UN Special Rapporteur on the situation of human rights in North Korea, Tomas Ojea Quintana gestures as he attends a press conference, June 7, 2018 in Geneva. VOA

North Koreans eking out a living in the country’s thriving, informal private markets are regularly subjected to corruption and various forms of human rights abuses, according to a new United Nations report.

North Korea’s state-run rationing system collapsed in the mid-1990s amid a devastating famine and economic crisis, leading to the creation of unofficial commercial markets in the socialist regime.

North Korea, Economy, Private Markets
Informal private markets are regularly subjected to corruption and various forms of human rights abuses, according to a new United Nations report. Pixabay

The report by the U.N.’s Office of Human Rights says the failure to legitimize these markets has exposed ordinary North Koreans to potential arrest, prosecution and detention. Corrupt, low-paid officials use the threat of arrest to extort bribes from people with the ability and willingness to pay.

The U.N. report was based on interviews from 214 North Koreans who have defected from the regime and resettled in South Korea.

Also Read- Delegates at UN Habitat Assembly Take on Rapid Urbanization, Find Solutions to Tackle Climate Change
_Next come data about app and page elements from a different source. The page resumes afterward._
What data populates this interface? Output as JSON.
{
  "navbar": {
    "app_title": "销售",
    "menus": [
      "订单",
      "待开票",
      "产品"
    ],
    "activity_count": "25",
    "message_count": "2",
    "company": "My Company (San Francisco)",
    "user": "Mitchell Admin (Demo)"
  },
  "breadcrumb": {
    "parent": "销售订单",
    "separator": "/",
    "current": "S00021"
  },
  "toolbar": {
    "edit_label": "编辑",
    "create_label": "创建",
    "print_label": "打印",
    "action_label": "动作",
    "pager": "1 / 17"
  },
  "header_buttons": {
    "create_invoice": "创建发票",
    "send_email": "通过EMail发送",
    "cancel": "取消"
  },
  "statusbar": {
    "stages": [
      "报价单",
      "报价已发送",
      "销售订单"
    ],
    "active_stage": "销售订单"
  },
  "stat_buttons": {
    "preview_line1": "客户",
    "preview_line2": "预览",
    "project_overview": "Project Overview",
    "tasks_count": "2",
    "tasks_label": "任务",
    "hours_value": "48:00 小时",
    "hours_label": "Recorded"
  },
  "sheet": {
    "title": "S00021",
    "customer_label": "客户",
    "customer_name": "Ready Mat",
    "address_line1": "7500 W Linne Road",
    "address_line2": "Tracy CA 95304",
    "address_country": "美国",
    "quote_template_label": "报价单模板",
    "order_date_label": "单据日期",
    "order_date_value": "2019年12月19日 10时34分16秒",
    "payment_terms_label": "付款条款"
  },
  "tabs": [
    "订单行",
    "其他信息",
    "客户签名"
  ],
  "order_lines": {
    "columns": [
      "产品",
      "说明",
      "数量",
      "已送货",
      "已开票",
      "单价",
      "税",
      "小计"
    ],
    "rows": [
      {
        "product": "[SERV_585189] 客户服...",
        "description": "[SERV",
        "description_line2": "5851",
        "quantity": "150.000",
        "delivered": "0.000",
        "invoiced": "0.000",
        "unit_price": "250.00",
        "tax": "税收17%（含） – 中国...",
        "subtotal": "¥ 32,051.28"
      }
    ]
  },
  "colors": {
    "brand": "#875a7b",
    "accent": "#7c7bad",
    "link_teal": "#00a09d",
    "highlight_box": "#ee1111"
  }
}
The report blames the situation on the priority the regime places on supporting its military and developing its nuclear weapons program over adequately providing for its people. (VOA)